Friday, April 20, 2012
BROOKE GLADSTONE: Now publishing consultant Mike Shatzkin – you heard him about 20 minutes ago – offers us a tale about an author so wise and so powerful that she somehow retained the digital rights for her books, standing up to Voldem – I mean, Amazon. J.K. Rowling dubbed it Pottermore.
MIKE SHATZKIN: What she did was she said, we are perfectly happy to sell our e-books without any digital locks, but what we will do is watermark it, so if that copy ends up on a pirate site, we’re gonna know it was your copy that ended up there. It’s called social digital rights management or social DRM, which is to say, I’m going to threaten you with shame, or maybe litigation, but I’m gonna know it was your copy that went to a pirate site.
By doing that, unless Amazon played ball with Pottermore, Pottermore would just sell Kindle-compatible e-books off their own site, which is essentially what they’re doing. And what it forced Amazon to do is to turn the Potter customers over to Pottermore, so that Pottermore gets to register them and know who they are.
BROOKE GLADSTONE: So what did Amazon give up in this – equation?
MIKE SHATZKIN: The monopoly on the customer information. As a matter of fact, I don’t know what information Amazon gets about the customer. That’s a negotiation between Pottermore and Amazon. But the customer, rather than buying from Amazon, buys from Pottermore. And as a result, Pottermore captures all the data on that customer and the ability to s – to solicit them for other things in the future. It’s a very, very powerful change.
BROOKE GLADSTONE: So there’s the valuable commodity of customer information and also doesn’t J.K. Rowling get to set the price?
MIKE SHATZKIN: Yes.
BROOKE GLADSTONE: Okay, so why don’t other publishers go this route?
MIKE SHATZKIN: If a medium size publisher said, we’re gonna do what Pottermore’s done, I think Amazon would just take their books off the site, rather than collaborate with them. But Amazon couldn’t be put in a position where a Harry Potter book was out and you couldn’t find it on their website. They just couldn’t do that without hurting themselves more than they hurt anybody else. So they’re not doing that.

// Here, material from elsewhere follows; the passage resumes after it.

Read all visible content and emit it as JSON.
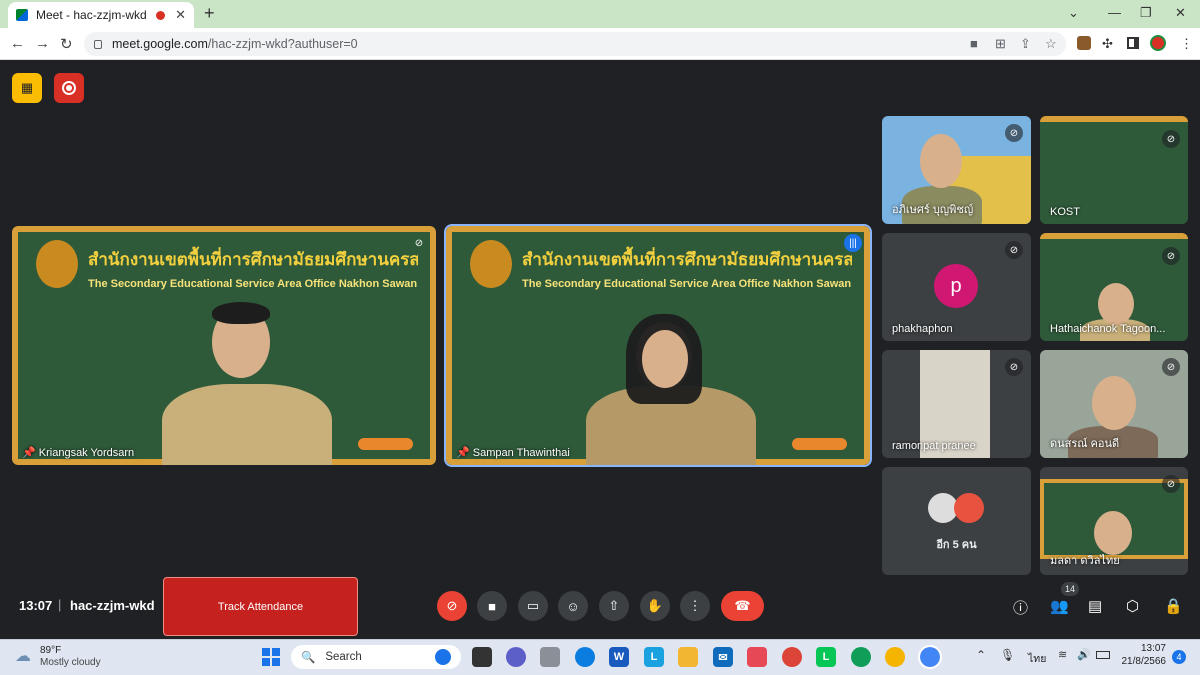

If the big publishers went to a Pottermore solution, I think we’d see a very, very interesting battle in the industry.
BROOKE GLADSTONE: Mike Shatzkin, head of The Idea Logical Company.